NFL commissioner Roger Goodell hinted Saturday the league will consider a four-team European division in the future, saying it would be "easier" than putting a single franchise overseas.
Goodell discussed the potential expansion ahead of Sunday's Week 5 game between the Green Bay Packers and New York Giants at Tottenham Hotspur Stadium in London.
"There's no question that London could support not just one franchise, I think two franchises," he told reporters. "I really believe that."
The longtime commissioner then affirmed the league is considering various alternatives, including adding several Europe-based teams.
"That's part of what we're doing, right?" Goodell said. "We're trying to sort of see, could you have multiple locations in Europe where you could have an NFL franchise? Because it would be easier as a division."
The NFL launched its International Series in 2007, and a vast majority of the games (31 of 34) have taken place in London. The other three were held in Mexico City.
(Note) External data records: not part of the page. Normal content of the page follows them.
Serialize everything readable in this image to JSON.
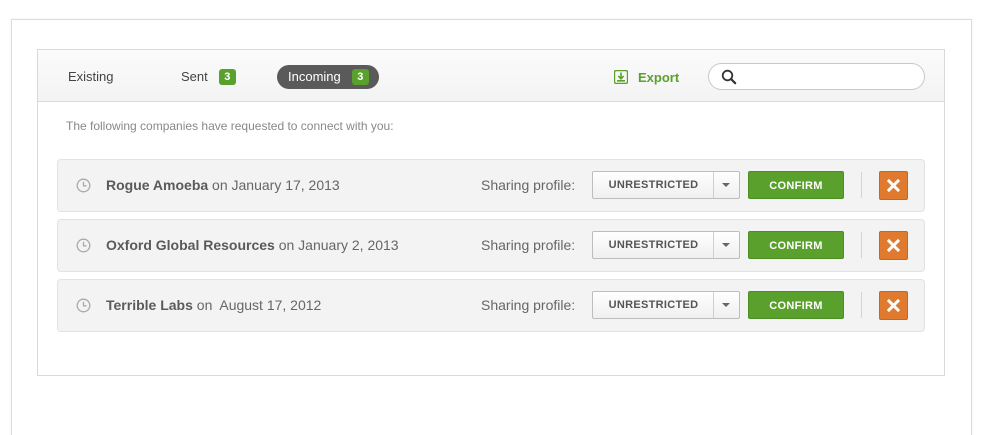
{
  "tabs": {
    "existing": "Existing",
    "sent": "Sent",
    "sent_count": "3",
    "incoming": "Incoming",
    "incoming_count": "3",
    "active": "incoming"
  },
  "export_label": "Export",
  "search": {
    "placeholder": "",
    "value": ""
  },
  "intro_text": "The following companies have requested to connect with you:",
  "requests": [
    {
      "company": "Rogue Amoeba",
      "date_text": " on January 17, 2013",
      "sharing_label": "Sharing profile:",
      "profile": "UNRESTRICTED",
      "confirm_label": "CONFIRM"
    },
    {
      "company": "Oxford Global Resources",
      "date_text": " on January 2, 2013",
      "sharing_label": "Sharing profile:",
      "profile": "UNRESTRICTED",
      "confirm_label": "CONFIRM"
    },
    {
      "company": "Terrible Labs",
      "date_text": " on  August 17, 2012",
      "sharing_label": "Sharing profile:",
      "profile": "UNRESTRICTED",
      "confirm_label": "CONFIRM"
    }
  ],
  "colors": {
    "accent_green": "#5aa02c",
    "reject_orange": "#e07a2e",
    "active_tab": "#5a5a5a"
  },
  "icons": [
    "export-icon",
    "search-icon",
    "clock-icon",
    "chevron-down-icon",
    "close-icon"
  ]
}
No European city other than London has hosted a regular-season game, but that'll change in November when the Seattle Seahawks and Tampa Bay Buccaneers play in Munich.
Before Munich was chosen, the German cities of Dusseldorf and Frankfurt were also selected as finalists to host an NFL game.
In April 2021, the league announced at least four games every season would be part of the International Series, with the United Kingdom, Germany, Mexico and Canada named as possible host countries.
Canada previously hosted NFL games from 2008 through 2013, when the Buffalo Bills played eight home games, including two preseason contests, in Toronto as part of a separate agreement between the team and the Canadian city two hours to its north.
In 2019, Goodell told Ben Fischer of the Sports Business Journal there was no shortage of interest from outside the U.S.
"The reality is that the demand for playing those games is greater than we have in the inventory," he said. "But what we're trying to do is, it's a combination of the media, the events themselves and our partnerships."
Based on the league's choices so far, a four-team division in Europe would likely feature two teams in London and two in Germany.
While it would make the divisional scheduling far easier, there would still be some difficulties when it comes to U.S.-based teams traveling across the Atlantic or vice versa as part of an 18-week schedule with a single bye.
Goodell didn't mention any timetable for the possible European expansion.